“I got interested in video because I wanted to be the Monty Python of Chicago, producing funny and poignant comedy skits,” he remembers. When his wife’s boss learned of Myers' interest in video, he asked to have three videos produced for his company.
Myers realized his business was born.
Myers was comfortable behind the camera, but he didn’t feel as prepared to run his company, Video One Productions. Enter SCORE.
“The number-one challenge is to obtain clients who understand the value of having professional video production and are willing to pay for it,” Myers says. Alongside that challenge is deciding where to spend marketing dollars so they’re most effective.
Marketing a business by emphasizing value
Myers approached SCORE for marketing advice. He attended an email marketing workshop at his local library, but ultimately decided that email marketing wasn’t the best route for promoting his business.
“My industry is very competitive and constantly changing,” he says. “I have to be as aware as possible about where the market is going, but not too far ahead of it. Then I have to figure out the best ways to reach that market.”
Finding your mentor match can take time
Myers first met with volunteer mentors Arnie Goldberg and Mark Lieberman. But Myers ultimately clicked with mentor Peg Corwin. The two connect by phone every six weeks or so to discuss Myers’ business progress.
“She has provided me with marketing advice, marketing resources and other assistance which has allowed my business to survive and grow,” Myers says about Corwin.
Corwin has advised Myers on best practices for Facebook, Google Adwords, LinkedIn, blogging and other social marketing techniques. “As a result of her guidance, I am on page one of Google for several important keywords and obtain a steady flow of about two excellent bid opportunities every day,” he says.
Myers recognizes that all the mentors he’s worked with have been helpful, although eventually he found the best connection with Corwin. “Know what you want from [your] mentor and keep searching until you find the right one for you,” Myers advises.
What you need to make your hobby a business
Looking back, Myers knows the recipe for a successful business is a complex one. Passion, time, capital, research and energy all top his list of must-haves for new business owners. “If I had to choose one, it’s passion that drives everything,” Myers says. “Although resources — money — is a close second! Make sure you’re sufficiently capitalized to survive the first three to six months of business without a sale.”
Video One Productions has evolved to provide video production, digital editing, duplication and other related services for businesses and individuals in the Chicago area. Myers’ clients include trade shows, executives and companies who want to create training and marketing videos.

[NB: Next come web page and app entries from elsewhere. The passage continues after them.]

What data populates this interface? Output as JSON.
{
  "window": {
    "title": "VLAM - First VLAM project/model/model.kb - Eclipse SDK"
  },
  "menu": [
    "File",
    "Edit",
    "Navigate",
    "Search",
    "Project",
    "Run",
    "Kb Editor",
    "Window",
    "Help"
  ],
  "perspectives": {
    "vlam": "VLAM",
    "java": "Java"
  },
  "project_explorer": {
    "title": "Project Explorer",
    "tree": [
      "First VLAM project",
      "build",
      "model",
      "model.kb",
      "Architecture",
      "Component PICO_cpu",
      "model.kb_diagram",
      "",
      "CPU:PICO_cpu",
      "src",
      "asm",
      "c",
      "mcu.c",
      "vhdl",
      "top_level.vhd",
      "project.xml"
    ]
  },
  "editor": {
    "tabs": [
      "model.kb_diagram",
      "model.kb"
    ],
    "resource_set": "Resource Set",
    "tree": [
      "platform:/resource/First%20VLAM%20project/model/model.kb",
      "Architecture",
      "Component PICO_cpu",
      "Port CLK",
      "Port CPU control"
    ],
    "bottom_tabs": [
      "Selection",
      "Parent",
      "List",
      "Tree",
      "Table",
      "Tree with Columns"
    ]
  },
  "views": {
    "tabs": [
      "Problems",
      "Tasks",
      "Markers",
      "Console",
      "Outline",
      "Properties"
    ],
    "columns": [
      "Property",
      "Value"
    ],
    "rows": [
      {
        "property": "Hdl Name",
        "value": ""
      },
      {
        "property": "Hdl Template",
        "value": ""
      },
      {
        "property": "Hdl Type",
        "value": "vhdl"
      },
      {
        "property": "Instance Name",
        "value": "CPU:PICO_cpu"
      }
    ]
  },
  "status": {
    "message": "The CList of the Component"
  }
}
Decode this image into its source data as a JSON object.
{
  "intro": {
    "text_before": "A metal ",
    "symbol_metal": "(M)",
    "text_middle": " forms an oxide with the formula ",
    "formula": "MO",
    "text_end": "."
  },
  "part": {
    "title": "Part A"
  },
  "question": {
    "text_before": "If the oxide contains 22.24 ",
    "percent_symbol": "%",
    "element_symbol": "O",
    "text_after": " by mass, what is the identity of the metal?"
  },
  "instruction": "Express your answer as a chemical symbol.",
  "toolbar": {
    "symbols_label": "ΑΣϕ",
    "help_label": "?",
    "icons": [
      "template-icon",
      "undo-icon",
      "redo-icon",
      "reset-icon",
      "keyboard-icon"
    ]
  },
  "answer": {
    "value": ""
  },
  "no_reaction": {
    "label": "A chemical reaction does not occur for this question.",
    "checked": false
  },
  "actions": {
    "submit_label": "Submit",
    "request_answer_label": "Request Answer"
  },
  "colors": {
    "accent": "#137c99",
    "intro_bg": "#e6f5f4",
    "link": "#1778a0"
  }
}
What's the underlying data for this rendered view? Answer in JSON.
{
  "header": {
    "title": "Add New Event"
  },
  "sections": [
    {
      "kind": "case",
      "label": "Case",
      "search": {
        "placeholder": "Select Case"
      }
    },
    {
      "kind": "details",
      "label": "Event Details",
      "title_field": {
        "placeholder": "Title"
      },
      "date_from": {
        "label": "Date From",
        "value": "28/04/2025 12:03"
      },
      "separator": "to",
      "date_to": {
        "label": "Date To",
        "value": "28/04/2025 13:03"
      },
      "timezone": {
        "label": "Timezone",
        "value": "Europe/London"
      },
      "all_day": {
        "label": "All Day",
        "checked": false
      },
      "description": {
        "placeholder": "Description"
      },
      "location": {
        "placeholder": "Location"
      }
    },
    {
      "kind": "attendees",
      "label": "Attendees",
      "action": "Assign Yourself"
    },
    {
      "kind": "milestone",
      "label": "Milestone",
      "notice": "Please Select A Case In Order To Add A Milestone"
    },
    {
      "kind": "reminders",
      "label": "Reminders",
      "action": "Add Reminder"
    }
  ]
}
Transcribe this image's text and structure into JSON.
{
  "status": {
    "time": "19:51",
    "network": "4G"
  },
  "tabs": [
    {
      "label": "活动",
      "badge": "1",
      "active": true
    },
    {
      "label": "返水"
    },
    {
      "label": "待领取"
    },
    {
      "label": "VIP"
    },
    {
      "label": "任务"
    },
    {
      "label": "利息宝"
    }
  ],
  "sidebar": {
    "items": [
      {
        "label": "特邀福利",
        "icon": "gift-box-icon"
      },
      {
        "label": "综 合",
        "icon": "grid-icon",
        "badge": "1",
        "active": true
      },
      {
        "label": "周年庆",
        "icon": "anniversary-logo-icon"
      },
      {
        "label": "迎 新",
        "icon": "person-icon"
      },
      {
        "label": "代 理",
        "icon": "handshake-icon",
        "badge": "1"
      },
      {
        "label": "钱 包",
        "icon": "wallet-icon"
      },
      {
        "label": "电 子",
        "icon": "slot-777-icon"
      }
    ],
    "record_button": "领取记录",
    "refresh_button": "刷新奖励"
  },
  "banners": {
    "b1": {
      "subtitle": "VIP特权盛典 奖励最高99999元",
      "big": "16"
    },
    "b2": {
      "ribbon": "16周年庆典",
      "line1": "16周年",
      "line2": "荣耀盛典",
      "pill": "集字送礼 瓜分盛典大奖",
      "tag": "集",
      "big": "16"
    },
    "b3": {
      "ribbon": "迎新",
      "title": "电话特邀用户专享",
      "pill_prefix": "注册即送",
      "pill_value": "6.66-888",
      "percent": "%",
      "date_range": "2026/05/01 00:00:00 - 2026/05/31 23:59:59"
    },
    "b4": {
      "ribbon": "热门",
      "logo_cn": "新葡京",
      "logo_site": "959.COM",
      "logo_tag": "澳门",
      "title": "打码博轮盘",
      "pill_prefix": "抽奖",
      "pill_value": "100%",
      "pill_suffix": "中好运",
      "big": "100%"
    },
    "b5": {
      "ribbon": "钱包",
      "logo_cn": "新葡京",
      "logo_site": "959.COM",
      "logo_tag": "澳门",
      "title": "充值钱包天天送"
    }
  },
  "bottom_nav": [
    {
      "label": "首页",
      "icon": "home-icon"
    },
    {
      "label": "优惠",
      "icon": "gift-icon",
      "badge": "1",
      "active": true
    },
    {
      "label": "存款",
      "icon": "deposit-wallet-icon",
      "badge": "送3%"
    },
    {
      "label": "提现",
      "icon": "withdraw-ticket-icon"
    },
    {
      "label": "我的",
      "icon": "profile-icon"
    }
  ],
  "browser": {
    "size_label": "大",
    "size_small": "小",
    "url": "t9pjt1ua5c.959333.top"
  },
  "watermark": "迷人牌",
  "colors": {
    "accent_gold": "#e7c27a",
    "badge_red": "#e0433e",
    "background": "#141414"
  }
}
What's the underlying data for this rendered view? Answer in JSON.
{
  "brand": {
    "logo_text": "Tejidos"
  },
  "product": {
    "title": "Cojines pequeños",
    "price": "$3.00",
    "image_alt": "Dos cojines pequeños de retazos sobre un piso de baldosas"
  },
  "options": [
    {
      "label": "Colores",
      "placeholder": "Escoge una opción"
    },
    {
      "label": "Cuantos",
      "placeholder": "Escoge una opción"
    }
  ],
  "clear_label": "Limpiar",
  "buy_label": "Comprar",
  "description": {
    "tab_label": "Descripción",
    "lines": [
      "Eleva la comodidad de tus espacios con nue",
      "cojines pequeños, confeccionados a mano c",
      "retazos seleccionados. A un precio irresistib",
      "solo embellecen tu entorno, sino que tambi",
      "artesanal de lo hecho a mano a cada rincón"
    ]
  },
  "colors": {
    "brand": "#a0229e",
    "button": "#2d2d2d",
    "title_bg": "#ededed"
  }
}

Want to turn your hobby into a business? Connect with your local SCORE chapter and meet with a mentor to discuss your small business dream.